After reading the first chapter of A People’s History of the United States, to say I am eager to keep reading and learning from this book would be an understatement. I loved how authentic the entire section felt, explaining the beginning of the discovery of the Americas without sugarcoating any details, widening my perspective on everything I was previously taught about Columbus and the early world explorers. I found many details astonishing and almost unbelievable, and found myself angry and disappointed in past textbooks, articles, and lectures that left this kind of information out to fit the mold of traditional history lessons. I believe all history textbooks should take notes from this book- not only because they need to update their lessons and details, but also to adapt their way of relaying the information. Instead of boring, monotonous facts we have all heard before, this was descriptive, fresh, and much more relevant, which helped establish a greater connection to its readers.
I also enjoyed reading the small excerpts written by the people of that time period, giving the reader a firsthand look into what was really going on at the time, and the writer’s opinions on it. I liked how it broke up the actual author’s text, adding evidence and proof to support their claim.
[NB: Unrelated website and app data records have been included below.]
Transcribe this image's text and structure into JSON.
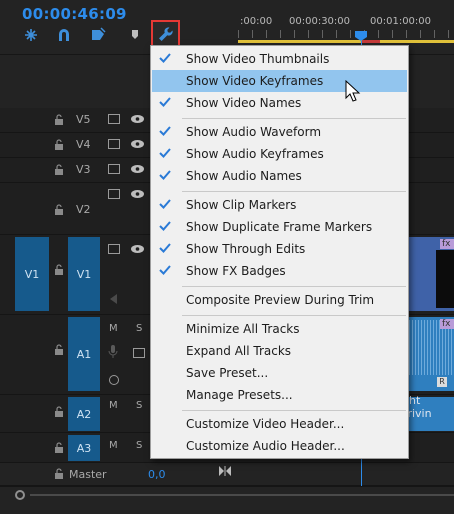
{
  "header": {
    "timecode": "00:00:46:09",
    "ruler_labels": [
      ":00:00",
      "00:00:30:00",
      "00:01:00:00"
    ]
  },
  "tools": [
    "snap-icon",
    "linked-selection-icon",
    "add-marker-icon",
    "marker-icon",
    "wrench-icon"
  ],
  "tracks": {
    "video": [
      {
        "label": "V5"
      },
      {
        "label": "V4"
      },
      {
        "label": "V3"
      },
      {
        "label": "V2"
      },
      {
        "label": "V1",
        "source": "V1"
      }
    ],
    "audio": [
      {
        "label": "A1",
        "m": "M",
        "s": "S"
      },
      {
        "label": "A2",
        "m": "M",
        "s": "S"
      },
      {
        "label": "A3",
        "m": "M",
        "s": "S"
      }
    ],
    "master": {
      "label": "Master",
      "value": "0,0"
    }
  },
  "timeline": {
    "fx_badge": "fx",
    "audio_clip_text": "ight Drivin",
    "r_badge": "R"
  },
  "menu": {
    "group1": [
      {
        "label": "Show Video Thumbnails",
        "checked": true
      },
      {
        "label": "Show Video Keyframes",
        "checked": false,
        "highlighted": true
      },
      {
        "label": "Show Video Names",
        "checked": true
      }
    ],
    "group2": [
      {
        "label": "Show Audio Waveform",
        "checked": true
      },
      {
        "label": "Show Audio Keyframes",
        "checked": true
      },
      {
        "label": "Show Audio Names",
        "checked": true
      }
    ],
    "group3": [
      {
        "label": "Show Clip Markers",
        "checked": true
      },
      {
        "label": "Show Duplicate Frame Markers",
        "checked": true
      },
      {
        "label": "Show Through Edits",
        "checked": true
      },
      {
        "label": "Show FX Badges",
        "checked": true
      }
    ],
    "group4": [
      {
        "label": "Composite Preview During Trim",
        "checked": false
      }
    ],
    "group5": [
      {
        "label": "Minimize All Tracks",
        "checked": false
      },
      {
        "label": "Expand All Tracks",
        "checked": false
      },
      {
        "label": "Save Preset...",
        "checked": false
      },
      {
        "label": "Manage Presets...",
        "checked": false
      }
    ],
    "group6": [
      {
        "label": "Customize Video Header...",
        "checked": false
      },
      {
        "label": "Customize Audio Header...",
        "checked": false
      }
    ]
  },
  "colors": {
    "accent_blue": "#2d8ceb",
    "highlight_red": "#e53935",
    "menu_highlight": "#92c5ee",
    "track_target": "#165a8c"
  }
}
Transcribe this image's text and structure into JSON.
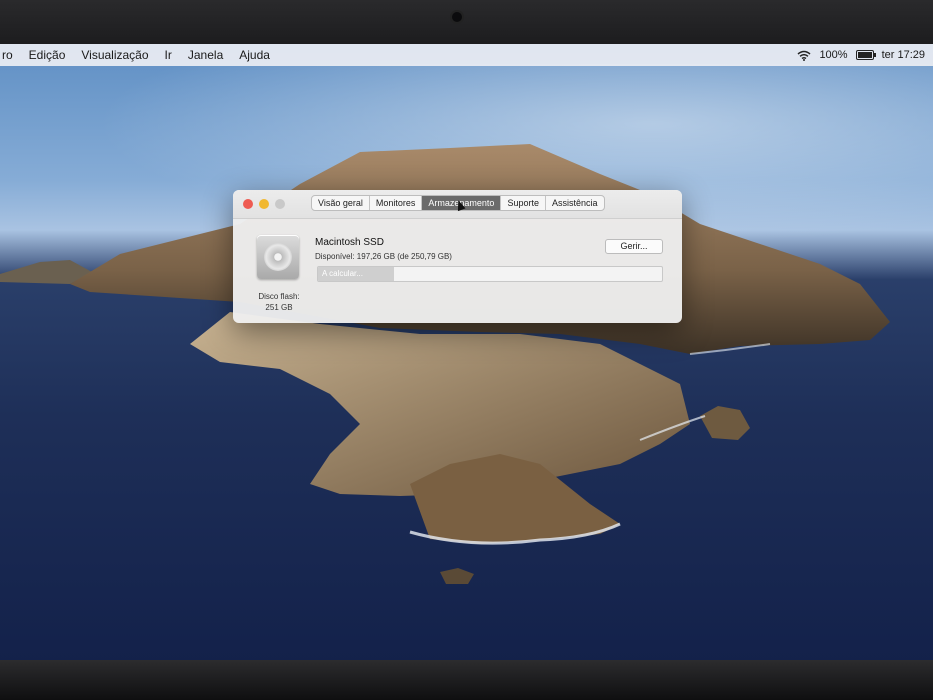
{
  "menubar": {
    "items": [
      "ro",
      "Edição",
      "Visualização",
      "Ir",
      "Janela",
      "Ajuda"
    ],
    "battery_percent": "100%",
    "clock": "ter 17:29"
  },
  "window": {
    "tabs": [
      {
        "label": "Visão geral",
        "active": false
      },
      {
        "label": "Monitores",
        "active": false
      },
      {
        "label": "Armazenamento",
        "active": true
      },
      {
        "label": "Suporte",
        "active": false
      },
      {
        "label": "Assistência",
        "active": false
      }
    ],
    "disk": {
      "name": "Macintosh SSD",
      "available": "Disponível: 197,26 GB (de 250,79 GB)",
      "type_label": "Disco flash:",
      "size": "251 GB",
      "manage_label": "Gerir...",
      "bar_text": "A calcular...",
      "bar_fill_fraction": 0.22
    }
  },
  "icons": {
    "wifi": "wifi-icon",
    "battery": "battery-icon",
    "disk": "hard-disk-icon",
    "cursor": "mouse-pointer-icon"
  }
}
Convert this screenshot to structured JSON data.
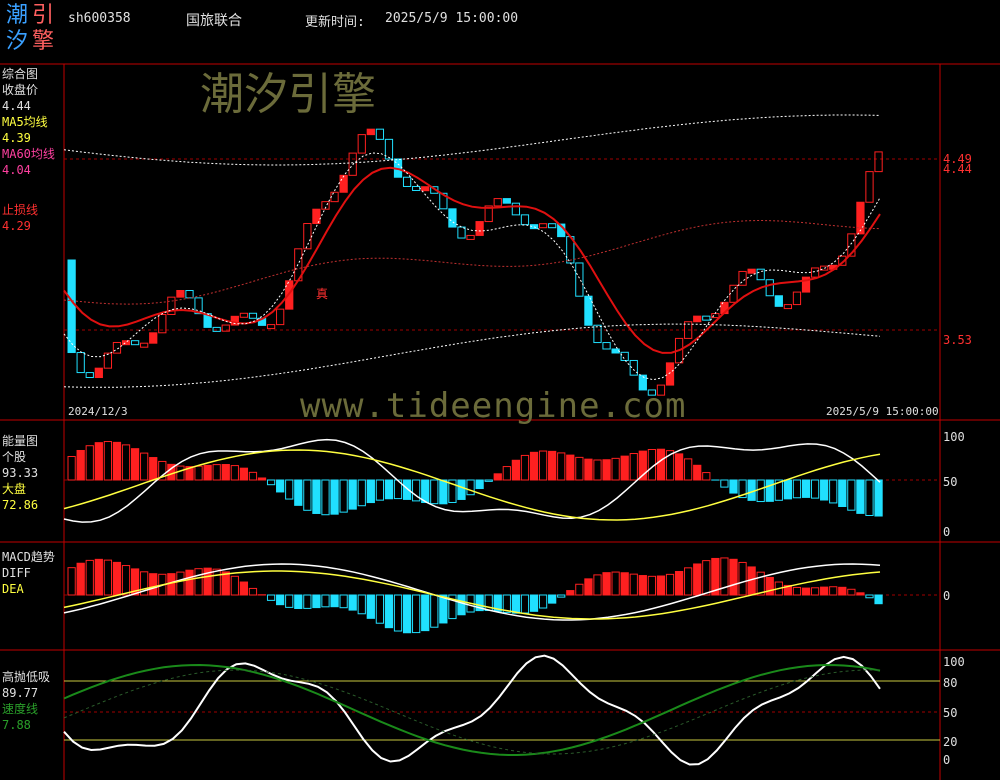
{
  "header": {
    "logo_chars": [
      "潮",
      "引",
      "汐",
      "擎"
    ],
    "code": "sh600358",
    "name": "国旅联合",
    "update_label": "更新时间:",
    "update_time": "2025/5/9 15:00:00"
  },
  "watermark": {
    "cn": "潮汐引擎",
    "url": "www.tideengine.com"
  },
  "colors": {
    "up": "#ff2020",
    "down": "#20e0ff",
    "axis": "#c00000",
    "ma5": "#ffffff",
    "ma60": "#e01010",
    "yellow": "#ffff40",
    "green": "#1a8a1a"
  },
  "panel_main": {
    "title": "综合图",
    "close_label": "收盘价",
    "close_value": "4.44",
    "ma5_label": "MA5均线",
    "ma5_value": "4.39",
    "ma60_label": "MA60均线",
    "ma60_value": "4.04",
    "stop_label": "止损线",
    "stop_value": "4.29",
    "right_ticks": [
      "4.49",
      "4.44",
      "3.53"
    ],
    "date_start": "2024/12/3",
    "date_end": "2025/5/9 15:00:00",
    "mark_char": "真"
  },
  "panel_energy": {
    "title": "能量图",
    "stock_label": "个股",
    "stock_value": "93.33",
    "market_label": "大盘",
    "market_value": "72.86",
    "right_ticks": [
      "100",
      "50",
      "0"
    ]
  },
  "panel_macd": {
    "title": "MACD趋势",
    "diff_label": "DIFF",
    "dea_label": "DEA",
    "right_ticks": [
      "0"
    ]
  },
  "panel_hl": {
    "title": "高抛低吸",
    "value": "89.77",
    "speed_label": "速度线",
    "speed_value": "7.88",
    "right_ticks": [
      "100",
      "80",
      "50",
      "20",
      "0"
    ]
  }
}
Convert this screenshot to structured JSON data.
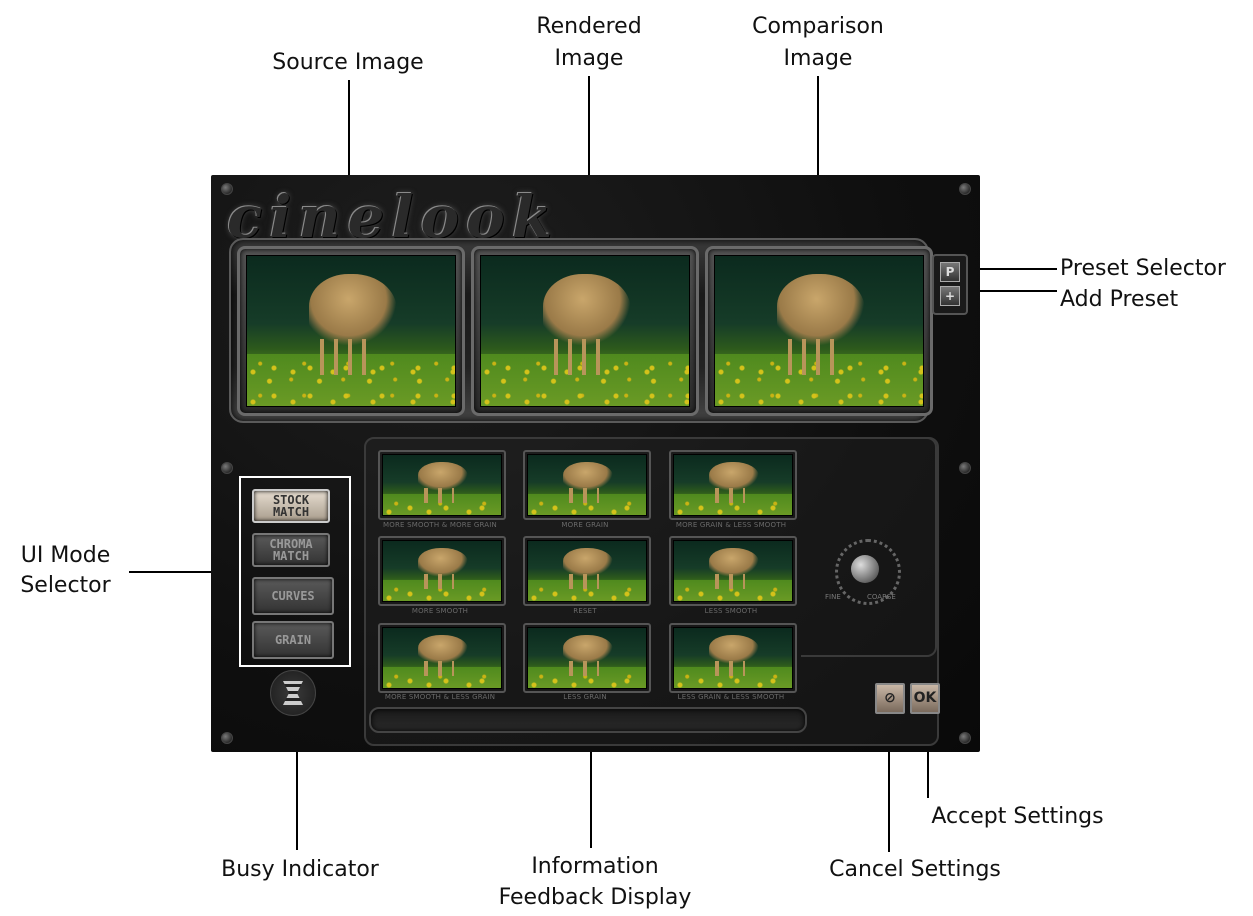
{
  "app": {
    "logo_text": "cinelook"
  },
  "preview": {
    "frames": [
      {
        "name": "source"
      },
      {
        "name": "rendered"
      },
      {
        "name": "comparison"
      }
    ],
    "preset_selector_label": "P",
    "add_preset_label": "+"
  },
  "modes": [
    {
      "label": "STOCK MATCH",
      "active": true
    },
    {
      "label": "CHROMA MATCH",
      "active": false
    },
    {
      "label": "CURVES",
      "active": false
    },
    {
      "label": "GRAIN",
      "active": false
    }
  ],
  "variations": [
    "MORE SMOOTH & MORE GRAIN",
    "MORE GRAIN",
    "MORE GRAIN & LESS SMOOTH",
    "MORE SMOOTH",
    "RESET",
    "LESS SMOOTH",
    "MORE SMOOTH & LESS GRAIN",
    "LESS GRAIN",
    "LESS GRAIN & LESS SMOOTH"
  ],
  "knob": {
    "fine_label": "FINE",
    "coarse_label": "COARSE"
  },
  "buttons": {
    "cancel_symbol": "⊘",
    "ok_label": "OK"
  },
  "callouts": {
    "source_image": "Source Image",
    "rendered_image_l1": "Rendered",
    "rendered_image_l2": "Image",
    "comparison_image_l1": "Comparison",
    "comparison_image_l2": "Image",
    "preset_selector": "Preset Selector",
    "add_preset": "Add Preset",
    "ui_mode_l1": "UI Mode",
    "ui_mode_l2": "Selector",
    "busy_indicator": "Busy Indicator",
    "info_feedback_l1": "Information",
    "info_feedback_l2": "Feedback Display",
    "cancel_settings": "Cancel Settings",
    "accept_settings": "Accept Settings"
  }
}
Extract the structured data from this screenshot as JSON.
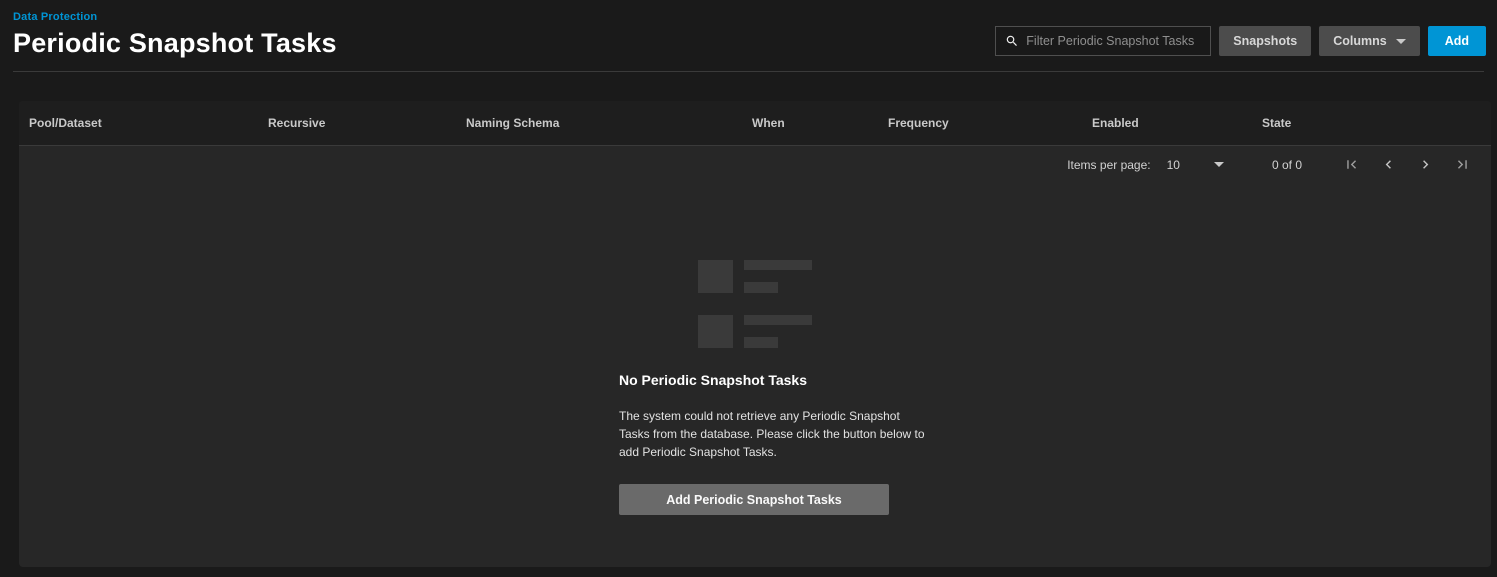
{
  "page": {
    "breadcrumb": "Data Protection",
    "title": "Periodic Snapshot Tasks"
  },
  "toolbar": {
    "filter_placeholder": "Filter Periodic Snapshot Tasks",
    "snapshots_label": "Snapshots",
    "columns_label": "Columns",
    "add_label": "Add"
  },
  "table": {
    "columns": [
      "Pool/Dataset",
      "Recursive",
      "Naming Schema",
      "When",
      "Frequency",
      "Enabled",
      "State"
    ]
  },
  "pagination": {
    "items_per_page_label": "Items per page:",
    "items_per_page_value": "10",
    "range_label": "0 of 0"
  },
  "empty_state": {
    "title": "No Periodic Snapshot Tasks",
    "message": "The system could not retrieve any Periodic Snapshot Tasks from the database. Please click the button below to add Periodic Snapshot Tasks.",
    "button_label": "Add Periodic Snapshot Tasks"
  },
  "icons": {
    "search": "magnifier-glyph",
    "columns_caret": "triangle-down",
    "items_per_page_caret": "triangle-down",
    "first_page": "bar-chevron-left",
    "previous_page": "chevron-left",
    "next_page": "chevron-right",
    "last_page": "chevron-bar-right"
  },
  "colors": {
    "accent_blue": "#0095d5",
    "page_background": "#1a1a1a",
    "card_background": "#272727",
    "table_header_background": "#1e1e1e",
    "gray_button": "#4c4c4c",
    "empty_button_gray": "#6a6a6a",
    "skeleton_block": "#3a3a3a"
  }
}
I found Las Casas’ accounts of the way the Spaniards treated the Indians very compelling, especially when he said, “My eyes have seen these acts so foreign to human nature, and now I tremble as I write” (7). It inspired me to begin writing in a journal again, because who knows what history books will want in 100 years!
Finally, I could not help thinking about the comparisons between the conquerors and the people of today. Although the world has changed considerably since 1492, primal human instincts are still the same- people desire things that are valuable to assert their dominance, and will stop at nothing to procure these things. Instead of valuable gold and land, they are pay checks and houses. People yearn for status, power, and wealth, and I don’t know if that will ever change, or what that will look like in the future.